(TASK PROMPT): With the pictures removed, write out the data below exactly.

═════ RECORD SET ═════

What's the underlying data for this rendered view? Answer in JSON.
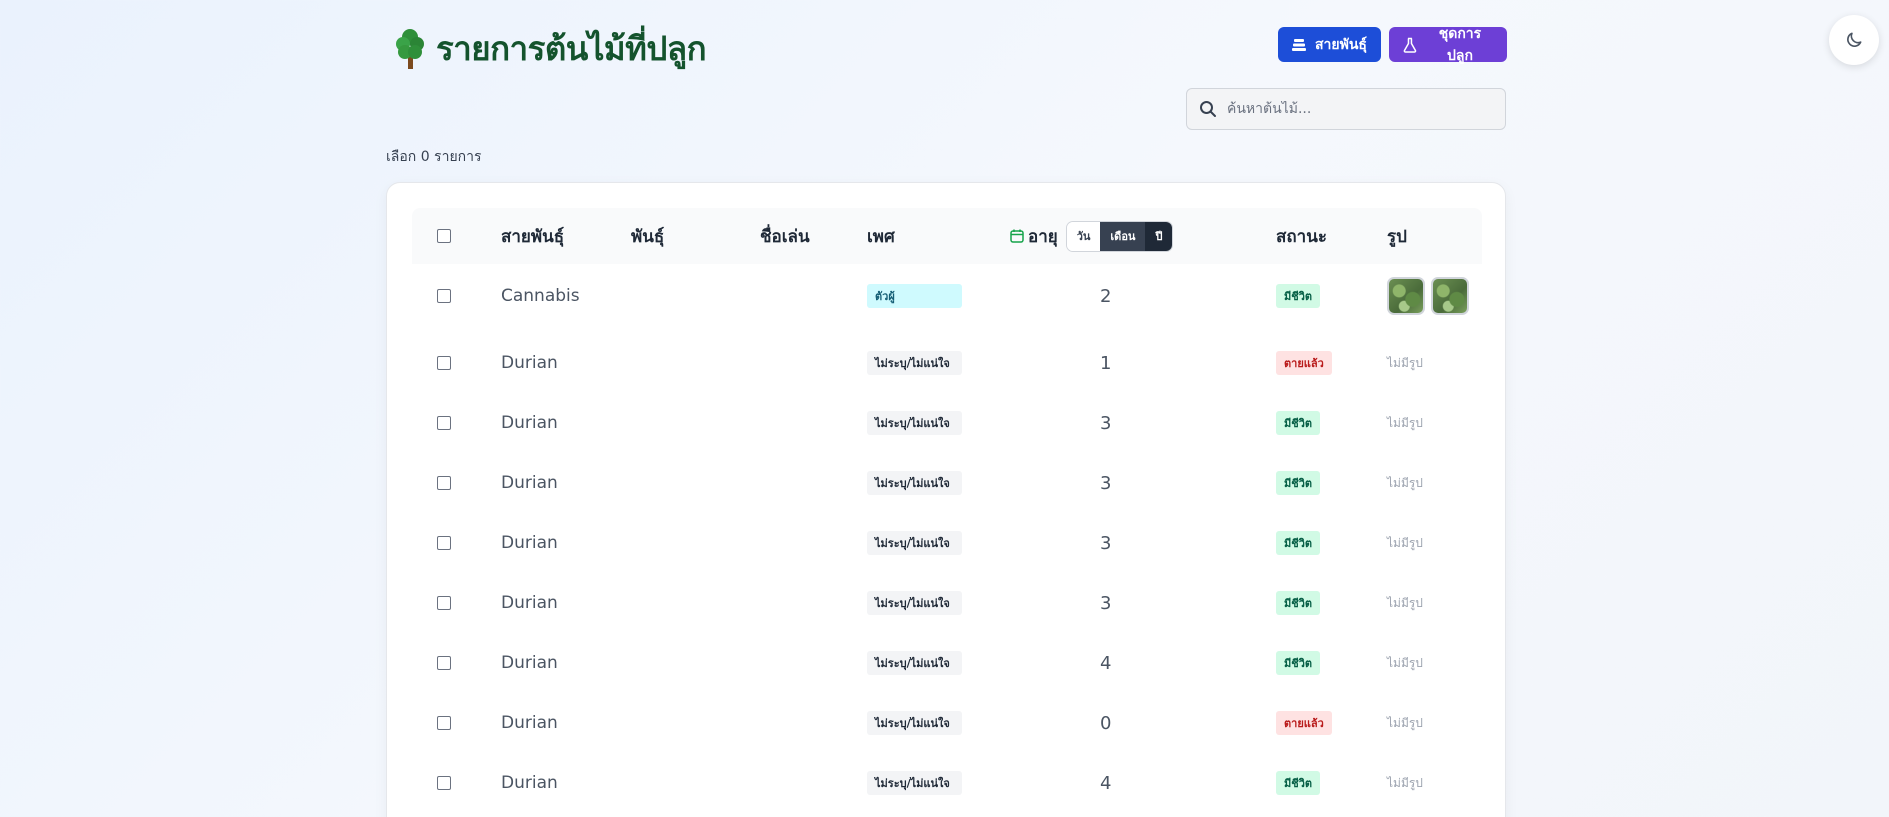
{
  "header": {
    "title": "รายการต้นไม้ที่ปลูก",
    "strain_button": "สายพันธุ์",
    "kit_button": "ชุดการปลูก"
  },
  "search": {
    "placeholder": "ค้นหาต้นไม้..."
  },
  "selection": {
    "count_label": "เลือก 0 รายการ"
  },
  "table": {
    "columns": {
      "strain": "สายพันธุ์",
      "variety": "พันธุ์",
      "nickname": "ชื่อเล่น",
      "sex": "เพศ",
      "age": "อายุ",
      "status": "สถานะ",
      "photo": "รูป"
    },
    "age_toggle": {
      "day": "วัน",
      "month": "เดือน",
      "year": "ปี"
    },
    "rows": [
      {
        "strain": "Cannabis",
        "sex": "ตัวผู้",
        "age": "2",
        "status": "มีชีวิต",
        "photo": ""
      },
      {
        "strain": "Durian",
        "sex": "ไม่ระบุ/ไม่แน่ใจ",
        "age": "1",
        "status": "ตายแล้ว",
        "photo": "ไม่มีรูป"
      },
      {
        "strain": "Durian",
        "sex": "ไม่ระบุ/ไม่แน่ใจ",
        "age": "3",
        "status": "มีชีวิต",
        "photo": "ไม่มีรูป"
      },
      {
        "strain": "Durian",
        "sex": "ไม่ระบุ/ไม่แน่ใจ",
        "age": "3",
        "status": "มีชีวิต",
        "photo": "ไม่มีรูป"
      },
      {
        "strain": "Durian",
        "sex": "ไม่ระบุ/ไม่แน่ใจ",
        "age": "3",
        "status": "มีชีวิต",
        "photo": "ไม่มีรูป"
      },
      {
        "strain": "Durian",
        "sex": "ไม่ระบุ/ไม่แน่ใจ",
        "age": "3",
        "status": "มีชีวิต",
        "photo": "ไม่มีรูป"
      },
      {
        "strain": "Durian",
        "sex": "ไม่ระบุ/ไม่แน่ใจ",
        "age": "4",
        "status": "มีชีวิต",
        "photo": "ไม่มีรูป"
      },
      {
        "strain": "Durian",
        "sex": "ไม่ระบุ/ไม่แน่ใจ",
        "age": "0",
        "status": "ตายแล้ว",
        "photo": "ไม่มีรูป"
      },
      {
        "strain": "Durian",
        "sex": "ไม่ระบุ/ไม่แน่ใจ",
        "age": "4",
        "status": "มีชีวิต",
        "photo": "ไม่มีรูป"
      }
    ]
  }
}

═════

(SOLUTION):
What's the underlying data for this rendered view? Answer in JSON.
{
  "header": {
    "title": "รายการต้นไม้ที่ปลูก",
    "strain_button": "สายพันธุ์",
    "kit_button": "ชุดการปลูก"
  },
  "search": {
    "placeholder": "ค้นหาต้นไม้..."
  },
  "selection": {
    "count_label": "เลือก 0 รายการ"
  },
  "table": {
    "columns": {
      "strain": "สายพันธุ์",
      "variety": "พันธุ์",
      "nickname": "ชื่อเล่น",
      "sex": "เพศ",
      "age": "อายุ",
      "status": "สถานะ",
      "photo": "รูป"
    },
    "age_toggle": {
      "day": "วัน",
      "month": "เดือน",
      "year": "ปี"
    },
    "rows": [
      {
        "strain": "Cannabis",
        "sex": "ตัวผู้",
        "age": "2",
        "status": "มีชีวิต",
        "photo": ""
      },
      {
        "strain": "Durian",
        "sex": "ไม่ระบุ/ไม่แน่ใจ",
        "age": "1",
        "status": "ตายแล้ว",
        "photo": "ไม่มีรูป"
      },
      {
        "strain": "Durian",
        "sex": "ไม่ระบุ/ไม่แน่ใจ",
        "age": "3",
        "status": "มีชีวิต",
        "photo": "ไม่มีรูป"
      },
      {
        "strain": "Durian",
        "sex": "ไม่ระบุ/ไม่แน่ใจ",
        "age": "3",
        "status": "มีชีวิต",
        "photo": "ไม่มีรูป"
      },
      {
        "strain": "Durian",
        "sex": "ไม่ระบุ/ไม่แน่ใจ",
        "age": "3",
        "status": "มีชีวิต",
        "photo": "ไม่มีรูป"
      },
      {
        "strain": "Durian",
        "sex": "ไม่ระบุ/ไม่แน่ใจ",
        "age": "3",
        "status": "มีชีวิต",
        "photo": "ไม่มีรูป"
      },
      {
        "strain": "Durian",
        "sex": "ไม่ระบุ/ไม่แน่ใจ",
        "age": "4",
        "status": "มีชีวิต",
        "photo": "ไม่มีรูป"
      },
      {
        "strain": "Durian",
        "sex": "ไม่ระบุ/ไม่แน่ใจ",
        "age": "0",
        "status": "ตายแล้ว",
        "photo": "ไม่มีรูป"
      },
      {
        "strain": "Durian",
        "sex": "ไม่ระบุ/ไม่แน่ใจ",
        "age": "4",
        "status": "มีชีวิต",
        "photo": "ไม่มีรูป"
      }
    ]
  }
}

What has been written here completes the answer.